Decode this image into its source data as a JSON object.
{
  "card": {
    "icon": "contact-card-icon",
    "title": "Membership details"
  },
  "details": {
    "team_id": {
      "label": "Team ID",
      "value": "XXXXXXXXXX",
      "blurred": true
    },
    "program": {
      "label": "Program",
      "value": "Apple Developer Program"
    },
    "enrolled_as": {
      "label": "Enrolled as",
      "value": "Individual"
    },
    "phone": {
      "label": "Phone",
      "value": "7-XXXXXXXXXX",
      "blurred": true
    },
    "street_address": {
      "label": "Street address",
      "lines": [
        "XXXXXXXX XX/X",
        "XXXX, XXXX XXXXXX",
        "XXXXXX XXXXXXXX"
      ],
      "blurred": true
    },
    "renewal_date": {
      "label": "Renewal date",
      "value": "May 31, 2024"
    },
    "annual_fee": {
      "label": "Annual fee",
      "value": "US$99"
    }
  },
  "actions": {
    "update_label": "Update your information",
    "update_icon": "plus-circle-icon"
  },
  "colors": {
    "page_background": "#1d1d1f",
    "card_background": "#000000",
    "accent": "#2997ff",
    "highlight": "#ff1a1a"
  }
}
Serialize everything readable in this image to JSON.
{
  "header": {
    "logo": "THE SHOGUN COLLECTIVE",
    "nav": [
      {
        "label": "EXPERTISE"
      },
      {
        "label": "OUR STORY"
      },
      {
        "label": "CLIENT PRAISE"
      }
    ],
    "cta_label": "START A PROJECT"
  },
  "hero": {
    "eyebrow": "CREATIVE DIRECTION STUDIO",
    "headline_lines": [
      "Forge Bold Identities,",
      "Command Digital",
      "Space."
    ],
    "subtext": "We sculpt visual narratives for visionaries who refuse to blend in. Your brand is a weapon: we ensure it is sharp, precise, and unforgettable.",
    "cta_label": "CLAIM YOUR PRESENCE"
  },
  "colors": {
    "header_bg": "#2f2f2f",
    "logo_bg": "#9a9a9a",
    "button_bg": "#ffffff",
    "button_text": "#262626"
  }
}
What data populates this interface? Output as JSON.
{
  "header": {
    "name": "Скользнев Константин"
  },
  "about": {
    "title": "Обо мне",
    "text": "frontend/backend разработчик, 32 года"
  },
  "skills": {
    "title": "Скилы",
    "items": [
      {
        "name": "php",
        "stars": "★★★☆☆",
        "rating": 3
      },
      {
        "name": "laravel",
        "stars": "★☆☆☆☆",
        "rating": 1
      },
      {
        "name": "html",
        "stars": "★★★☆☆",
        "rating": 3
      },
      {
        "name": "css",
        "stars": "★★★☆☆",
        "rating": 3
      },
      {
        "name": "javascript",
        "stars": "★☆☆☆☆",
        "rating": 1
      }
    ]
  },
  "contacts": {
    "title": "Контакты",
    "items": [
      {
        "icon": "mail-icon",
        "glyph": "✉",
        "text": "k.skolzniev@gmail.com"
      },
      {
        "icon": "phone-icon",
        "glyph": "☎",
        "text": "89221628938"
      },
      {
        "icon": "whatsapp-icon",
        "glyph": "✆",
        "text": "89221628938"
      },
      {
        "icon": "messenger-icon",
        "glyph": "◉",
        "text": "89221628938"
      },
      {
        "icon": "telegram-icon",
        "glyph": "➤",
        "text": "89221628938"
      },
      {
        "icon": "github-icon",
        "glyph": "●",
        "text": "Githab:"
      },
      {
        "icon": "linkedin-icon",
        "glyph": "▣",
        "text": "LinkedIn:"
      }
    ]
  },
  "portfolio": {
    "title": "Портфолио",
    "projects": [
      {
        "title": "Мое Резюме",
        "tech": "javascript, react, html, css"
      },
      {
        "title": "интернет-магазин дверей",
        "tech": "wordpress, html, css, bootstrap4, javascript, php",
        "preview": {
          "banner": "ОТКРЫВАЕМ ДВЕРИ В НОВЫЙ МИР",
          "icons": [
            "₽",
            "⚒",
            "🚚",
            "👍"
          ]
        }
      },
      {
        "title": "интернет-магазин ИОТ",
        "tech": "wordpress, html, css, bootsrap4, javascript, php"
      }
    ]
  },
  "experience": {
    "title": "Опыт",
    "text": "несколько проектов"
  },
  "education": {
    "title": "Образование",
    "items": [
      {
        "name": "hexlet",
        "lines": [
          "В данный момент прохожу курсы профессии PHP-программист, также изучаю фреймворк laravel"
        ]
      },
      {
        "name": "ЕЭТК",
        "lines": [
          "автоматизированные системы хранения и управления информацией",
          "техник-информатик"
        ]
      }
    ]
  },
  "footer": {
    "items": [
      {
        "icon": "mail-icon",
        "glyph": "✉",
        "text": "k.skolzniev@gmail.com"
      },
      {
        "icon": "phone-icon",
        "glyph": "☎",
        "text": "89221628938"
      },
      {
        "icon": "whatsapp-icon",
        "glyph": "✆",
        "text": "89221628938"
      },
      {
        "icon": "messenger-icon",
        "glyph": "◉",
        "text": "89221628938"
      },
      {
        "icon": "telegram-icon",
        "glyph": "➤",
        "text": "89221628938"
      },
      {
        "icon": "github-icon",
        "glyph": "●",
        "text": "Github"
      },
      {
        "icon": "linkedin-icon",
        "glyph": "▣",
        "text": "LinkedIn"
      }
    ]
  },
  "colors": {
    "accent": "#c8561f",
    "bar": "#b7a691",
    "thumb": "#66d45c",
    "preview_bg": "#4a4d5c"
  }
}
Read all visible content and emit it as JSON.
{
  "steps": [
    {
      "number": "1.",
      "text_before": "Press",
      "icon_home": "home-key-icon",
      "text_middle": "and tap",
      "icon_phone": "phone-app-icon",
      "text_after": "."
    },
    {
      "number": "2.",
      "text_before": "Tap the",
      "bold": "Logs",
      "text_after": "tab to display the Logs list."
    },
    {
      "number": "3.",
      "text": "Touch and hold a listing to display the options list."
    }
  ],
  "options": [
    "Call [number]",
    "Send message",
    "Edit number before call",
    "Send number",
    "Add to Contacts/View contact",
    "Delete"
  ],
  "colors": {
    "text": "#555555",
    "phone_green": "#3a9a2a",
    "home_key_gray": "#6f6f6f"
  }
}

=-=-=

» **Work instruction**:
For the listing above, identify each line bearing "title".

» **Solved exercise**:
    "title": "Membership details"
    "title": "Обо мне",
    "title": "Скилы",
    "title": "Контакты",
    "title": "Портфолио",
        "title": "Мое Резюме",
        "title": "интернет-магазин дверей",
        "title": "интернет-магазин ИОТ",
    "title": "Опыт",
    "title": "Образование",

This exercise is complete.